about 5 years ago they finally tore them (I think there were 5-8 hi rises all together) down and its been mentioned as the reason for the spike in crime as all the gangs are fighting over turf since the project gangs are fighting the older gangs in other parts of town

A lot of this has already been covered by previous responses, but still …

  1. Weezie, that is Louise Jefferson, her husband George were wealthy. They lived in a nice high rise in Manhattan

  2. The Evans family on “Good Times” lived in what was probably intended to be the Cabrini Green housing project in Chicago. They never said so explicitly, but the opening sequence featured images of Cabrini Green.

The “projects” had a lot of problems, the biggest one being that it was an unprecedented intense concentration of poverty engineered by official and unofficial government and commercial policy.

To build the projects, entire working economies were demolished—mixed environments of small businesses, services, residences, and different income levels were wiped out. The former neighborhoods were walkable and thus people could get to where they needed to go, and even if they were eking out a living, a lot of people could, in a sense, afford to be poor and still get by. They had some degree of control over their environments.

The large housing projects like Cabrini Green wiped away much of the local economy, and wiped away mixed income classes. Nearly everyone was dirt poor. There were no businesses and services within walking distance and it became almost impossible for people to find jobs that they could get to easily. They were gigantic residential buildings cramming together thousands of people surrounded by a desert of parking lots.

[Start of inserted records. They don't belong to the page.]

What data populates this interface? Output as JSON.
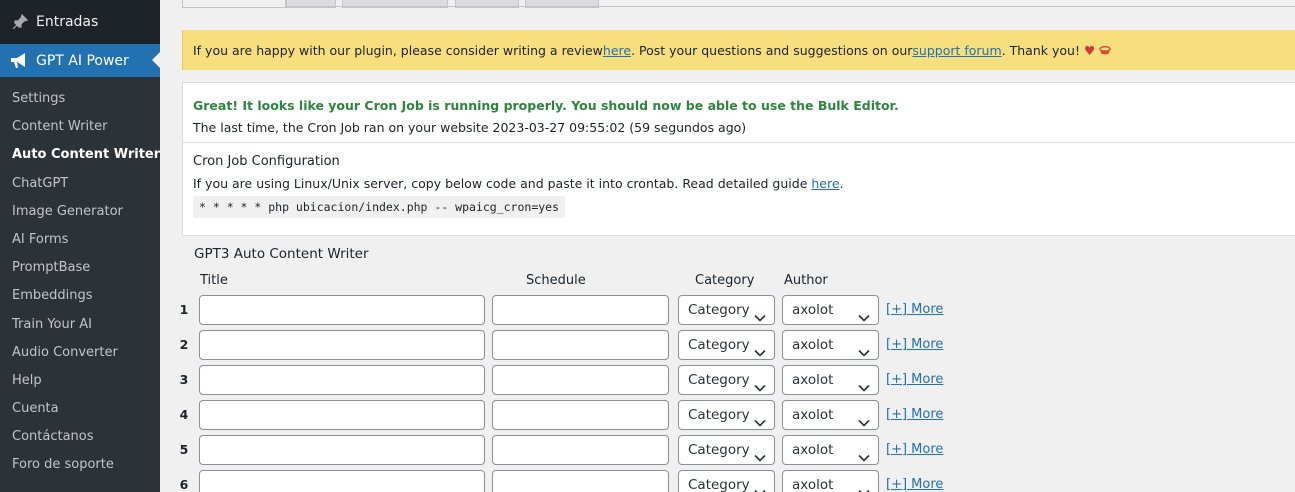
{
  "sidebar": {
    "top_item": {
      "label": "Entradas",
      "icon": "pin-icon"
    },
    "active_item": {
      "label": "GPT AI Power",
      "icon": "megaphone-icon"
    },
    "submenu": [
      "Settings",
      "Content Writer",
      "Auto Content Writer",
      "ChatGPT",
      "Image Generator",
      "AI Forms",
      "PromptBase",
      "Embeddings",
      "Train Your AI",
      "Audio Converter",
      "Help",
      "Cuenta",
      "Contáctanos",
      "Foro de soporte"
    ],
    "current_index": 2
  },
  "notice": {
    "text_before": "If you are happy with our plugin, please consider writing a review ",
    "link1": "here",
    "text_mid": ". Post your questions and suggestions on our ",
    "link2": "support forum",
    "text_after": ". Thank you!",
    "heart": "♥",
    "kiss": "💋"
  },
  "cron": {
    "status": "Great! It looks like your Cron Job is running properly. You should now be able to use the Bulk Editor.",
    "last_run": "The last time, the Cron Job ran on your website 2023-03-27 09:55:02 (59 segundos ago)",
    "config_title": "Cron Job Configuration",
    "guide_text": "If you are using Linux/Unix server, copy below code and paste it into crontab. Read detailed guide ",
    "guide_link": "here",
    "guide_end": ".",
    "code": "* * * * * php ubicacion/index.php -- wpaicg_cron=yes"
  },
  "form": {
    "title": "GPT3 Auto Content Writer",
    "columns": {
      "title": "Title",
      "schedule": "Schedule",
      "category": "Category",
      "author": "Author"
    },
    "rows": [
      {
        "num": "1",
        "category": "Category",
        "author": "axolot",
        "more": "[+] More"
      },
      {
        "num": "2",
        "category": "Category",
        "author": "axolot",
        "more": "[+] More"
      },
      {
        "num": "3",
        "category": "Category",
        "author": "axolot",
        "more": "[+] More"
      },
      {
        "num": "4",
        "category": "Category",
        "author": "axolot",
        "more": "[+] More"
      },
      {
        "num": "5",
        "category": "Category",
        "author": "axolot",
        "more": "[+] More"
      },
      {
        "num": "6",
        "category": "Category",
        "author": "axolot",
        "more": "[+] More"
      }
    ]
  },
  "colors": {
    "sidebar_bg": "#2c3338",
    "accent": "#2271b1",
    "notice_bg": "#f6df7c",
    "success": "#2e8540"
  }
}
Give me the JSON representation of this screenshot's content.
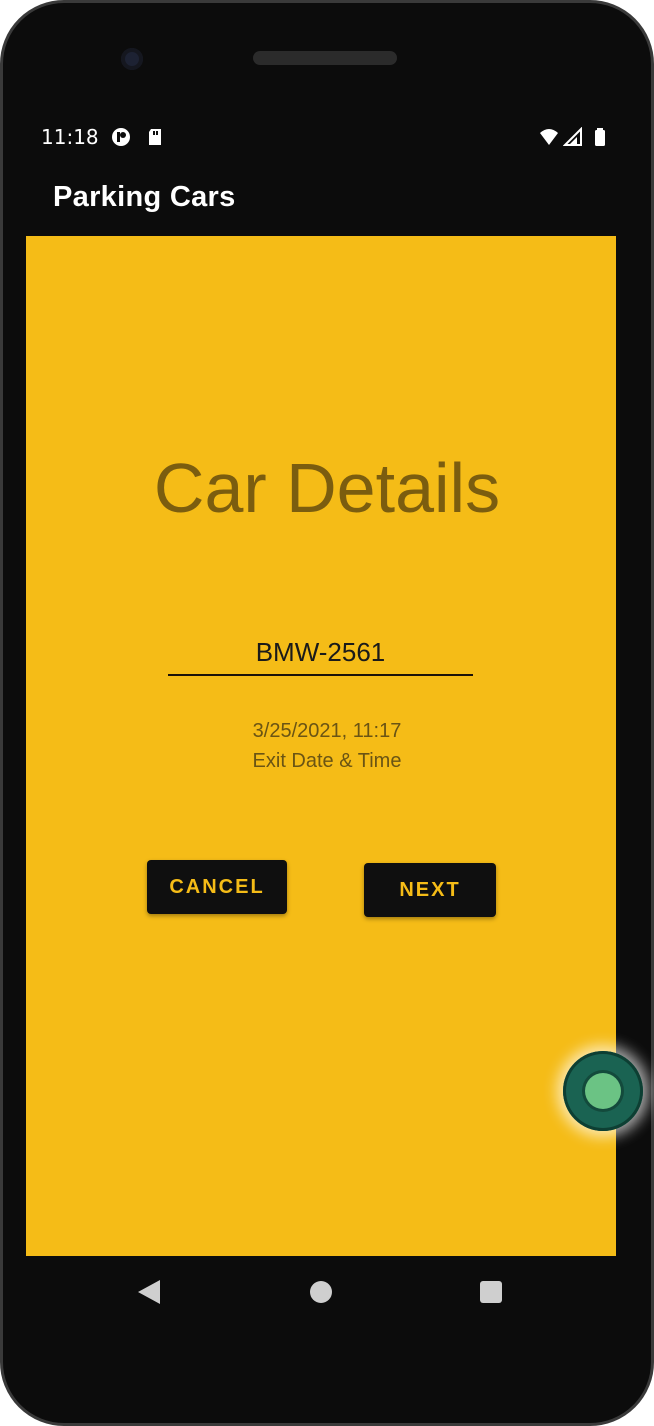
{
  "status_bar": {
    "time": "11:18"
  },
  "app_bar": {
    "title": "Parking Cars"
  },
  "content": {
    "heading": "Car Details",
    "plate_input": {
      "value": "BMW-2561"
    },
    "exit_datetime": "3/25/2021, 11:17",
    "exit_label": "Exit Date & Time",
    "cancel_label": "CANCEL",
    "next_label": "NEXT"
  },
  "colors": {
    "screen_background": "#f5bc17",
    "heading_text": "#7b5d0f",
    "button_background": "#0f0f0f",
    "button_text": "#f5bc17",
    "floating_button": "#1a6352"
  },
  "icons": {
    "status": [
      "notification-icon",
      "sd-card-icon",
      "wifi-icon",
      "signal-icon",
      "battery-icon"
    ],
    "navigation": [
      "back-icon",
      "home-icon",
      "recents-icon"
    ]
  }
}
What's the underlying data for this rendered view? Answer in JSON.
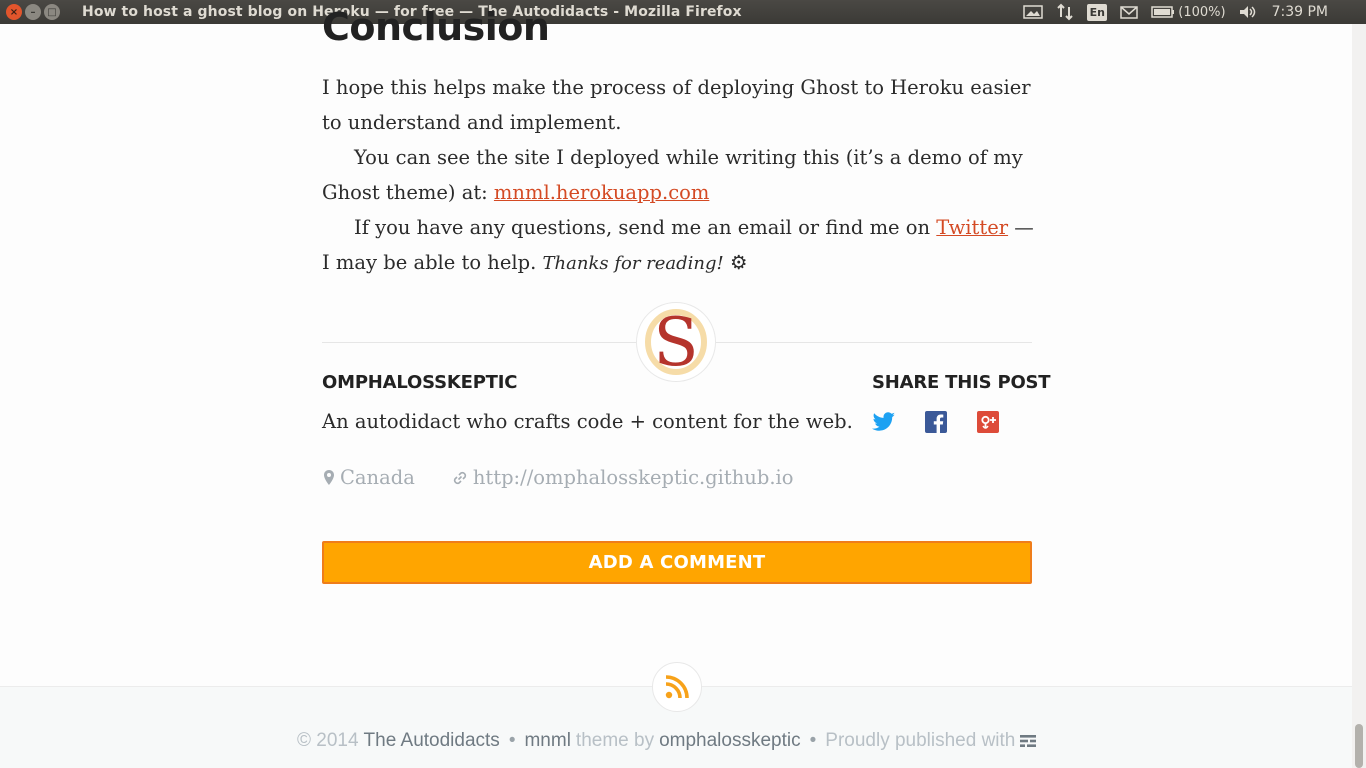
{
  "window": {
    "title": "How to host a ghost blog on Heroku — for free — The Autodidacts - Mozilla Firefox",
    "close_glyph": "×",
    "minimize_glyph": "–",
    "maximize_glyph": "□"
  },
  "system_tray": {
    "keyboard_layout": "En",
    "battery_percent": "(100%)",
    "clock": "7:39 PM"
  },
  "article": {
    "heading": "Conclusion",
    "para1": "I hope this helps make the process of deploying Ghost to Heroku easier to understand and implement.",
    "para2_text": "You can see the site I deployed while writing this (it’s a demo of my Ghost theme) at: ",
    "para2_link": "mnml.herokuapp.com",
    "para3_text": "If you have any questions, send me an email or find me on ",
    "para3_link": "Twitter",
    "para3_after": " — I may be able to help. ",
    "para3_thanks": "Thanks for reading!",
    "para3_glyph": "⚙"
  },
  "author": {
    "avatar_letter": "S",
    "name": "OMPHALOSSKEPTIC",
    "bio": "An autodidact who crafts code + content for the web.",
    "location": "Canada",
    "website": "http://omphalosskeptic.github.io"
  },
  "share": {
    "title": "SHARE THIS POST",
    "icons": [
      "twitter-icon",
      "facebook-icon",
      "google-plus-icon"
    ]
  },
  "comment_button": "ADD A COMMENT",
  "footer": {
    "copyright": "© 2014",
    "site_name": "The Autodidacts",
    "theme_name": "mnml",
    "theme_by": "theme by",
    "theme_author": "omphalosskeptic",
    "published": "Proudly published with"
  },
  "colors": {
    "accent": "#ffa500",
    "link": "#d44a24",
    "twitter": "#1da1f2",
    "facebook": "#3b5998",
    "google_plus": "#dd4b39"
  }
}
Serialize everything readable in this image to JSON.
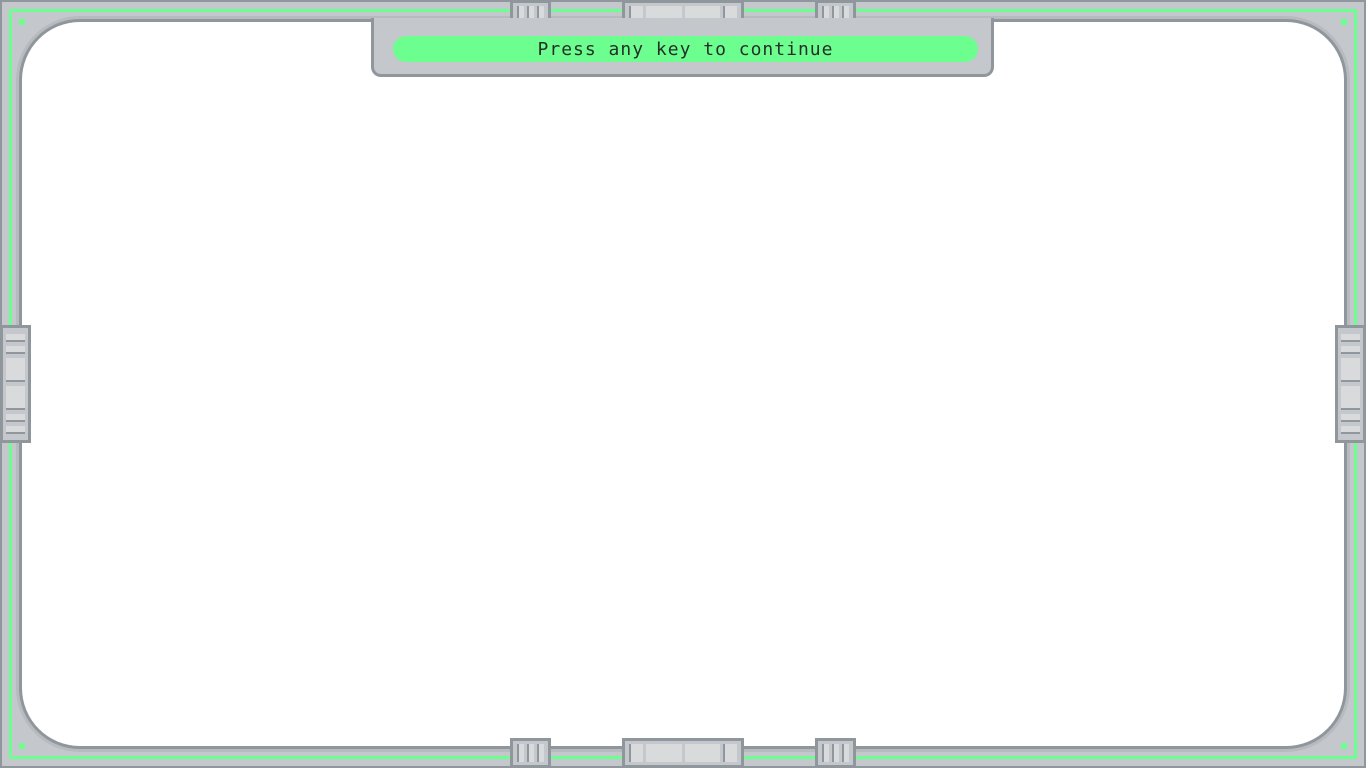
{
  "prompt": {
    "text": "Press any key to continue"
  },
  "colors": {
    "frame": "#c4c7cb",
    "frame_border": "#8f969c",
    "accent_green": "#6cff8f",
    "screen": "#ffffff",
    "text": "#25302a"
  }
}
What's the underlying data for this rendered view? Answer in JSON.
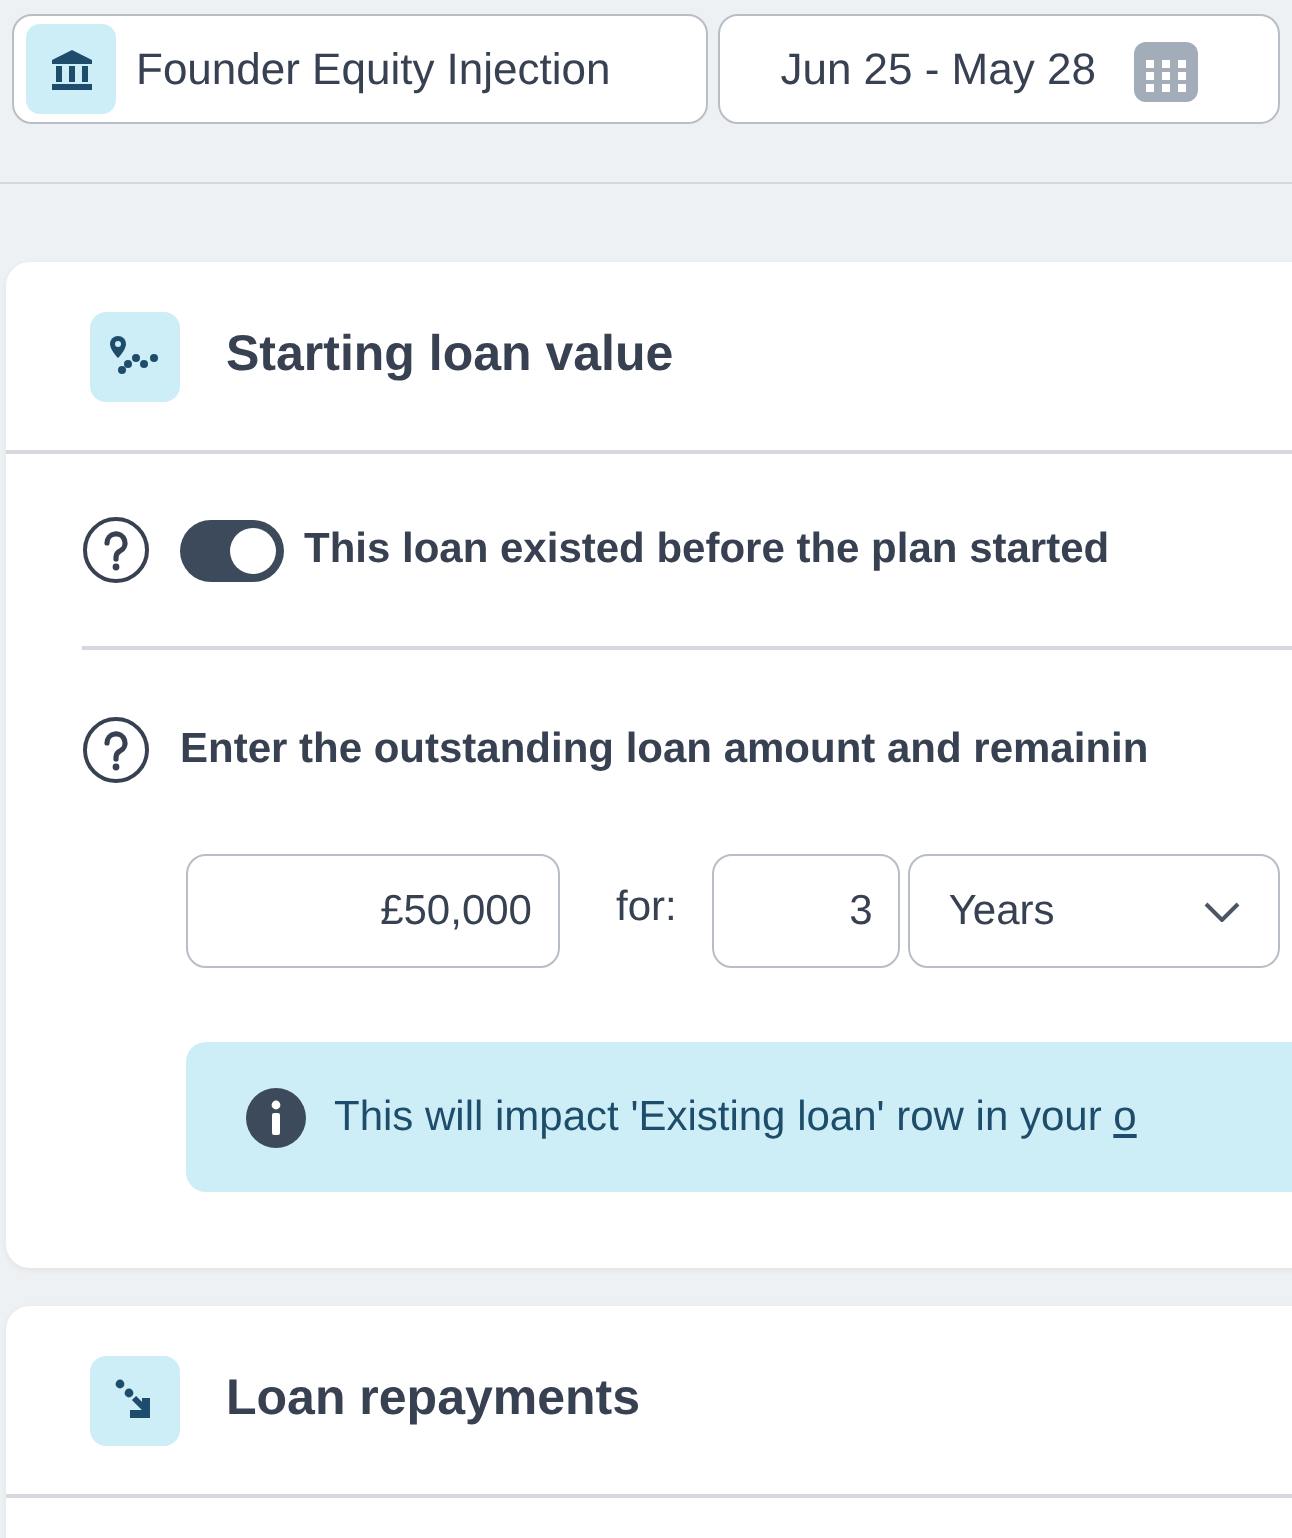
{
  "account_selector": {
    "label": "Founder Equity Injection"
  },
  "date_range": {
    "label": "Jun 25 - May 28"
  },
  "sections": [
    {
      "kind": "starting",
      "title": "Starting loan value",
      "rows": [
        {
          "kind": "toggle",
          "label": "This loan existed before the plan started",
          "on": true
        },
        {
          "kind": "amount",
          "label": "Enter the outstanding loan amount and remainin",
          "amount": "£50,000",
          "for_label": "for:",
          "term": "3",
          "term_unit": "Years",
          "info": {
            "text": "This will impact 'Existing loan' row in your",
            "link": "o"
          }
        }
      ]
    },
    {
      "kind": "repayments",
      "title": "Loan repayments"
    }
  ]
}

They didn’t own their residences and municipal governments didn’t want to contribute sufficient resources or personnel to keep them in good order. Elevators didn’t work, lights weren’t fixed, power and plumbing was unreliable. Many apartments were built in such a way that residents couldn’t personalize them—painting, hanging pictures, etc., could be prohibited or impossible.

The schools serving these neighborhoods were in bad shape, for reasons of their own as well as the neighborhoods they were located in. Black neighborhoods became the center of a drug crime epidemic. The projects were dangerous, surrounded by addicts and gang members and the desperate an the hopeless.

One of the biggest lessons that we should have learned from the experience is that diversity of housing and business is critical to fighting poverty and the ghetto phenomenon. We should not allow too much poverty to be concentrated together. Poor people should live in the same neighborhoods as rich people, for many reasons, including to dilute the effects of poverty and to make it easy for poor people to access jobs.

Another thing is that the one proven effective tool for helping depressed group climb out of their situation is forced integration of schools. Where that was done, it was the only successful solution to improving minority students’ performance. But that has become politically almost impossible, just like mixed housing.

IIRC, there were a couple of policemen shot (at – I don’t remember if it was fatal) out of one of the balconies/windows at Cabrini-Green in Chicago. It was a HUGE story at the time.

I’m not sure what you mean by this. The majority of subsidized housing projects in the US since the 1980s have been mixed-use developments. Cabrini Green was replaced by one, and other demolished projects likewise.

George and Weezie started off doing occasional appearances on the show All In The Family. I don’t recall where they had moved from, but they had moved into Archie Bunker’s white, working-class neighborhood. Archie of course was thrilled to have blacks moving into his neighborhood (sarcasm). The characters were popular enough that the Jeffersons was spun off into its own show. George and Weezie moved out of Archie’s neighborhood and into their deluxe apartment in the sky with the new show.

I don’t remember where George and Weezie moved from when they moved into Archie’s neighborhood, but the projects makes sense.

They may be mixed use, but there are very few mixed income neighborhoods. That’s the key. Rich people and middle class people have for the most part kept subsidized housing and low-cost housing out of their neighborhoods.